Journal welcomes undergraduate research articles
Taylor & Francis who publish journals on behalf of the Institute invites research articles by undergraduates for inclusion in Materials Science and Technology.
These articles will be in the format of short papers with all works originating from projects conducted in academic, industry, or laboratory environments.
The initiative is designed to contribute and complement engineering and science education. Studies have shown that undergraduate research can lead to improvements in academic performance, retention in academic programs and increases in self-efficacy. These experiences help inform student decisions about future education and career paths, often being a motivation to pursue Masters and Ph.D. level degrees and research careers in STEM fields.
Materials Science and Technology hopes that peer-reviewed articles will provide a motivational objective for undergraduate researchers. There is also a need to evaluate effective approaches to undergraduate research, and Materials Science and Technology welcomes assessments, led by non-undergraduate authors, of undergraduate materials research programs.
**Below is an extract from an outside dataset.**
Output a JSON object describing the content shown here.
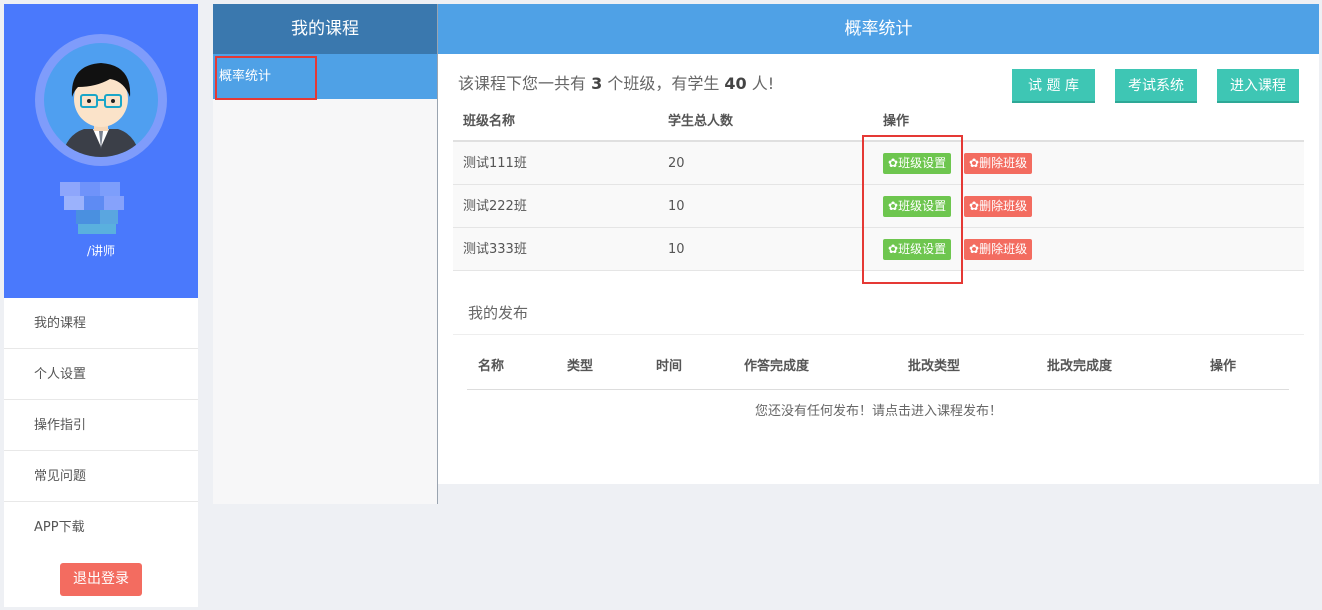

Quotes from the Editors:
Dr Radhakanta Rana of Tata Steel, The Netherlands said, ‘We have launched Undergraduate Research Articles as a new submission type in Materials Science and Technology to provide an avenue for budding researchers to publish their new results. I hope that the peer review will enhance the quality of undergraduate-led research and the papers will add valuable information to archival literature. Also, the scheme will motivate and attract the young minds towards a research career in future’.
Prof Nick Jones from University of Cambridge, UK applauded the move, ‘Many research ideas and hypotheses are first investigated in undergraduate research projects. These studies often produce the key initial results that provide impetus to a new research theme and help to secure funding for further work. By launching this new short format article, we are recognising the contribution undergraduate researchers can make to scientific understanding and are providing a mechanism by which they can share these key results, whilst also gaining first-hand experience of concise scientific communication’.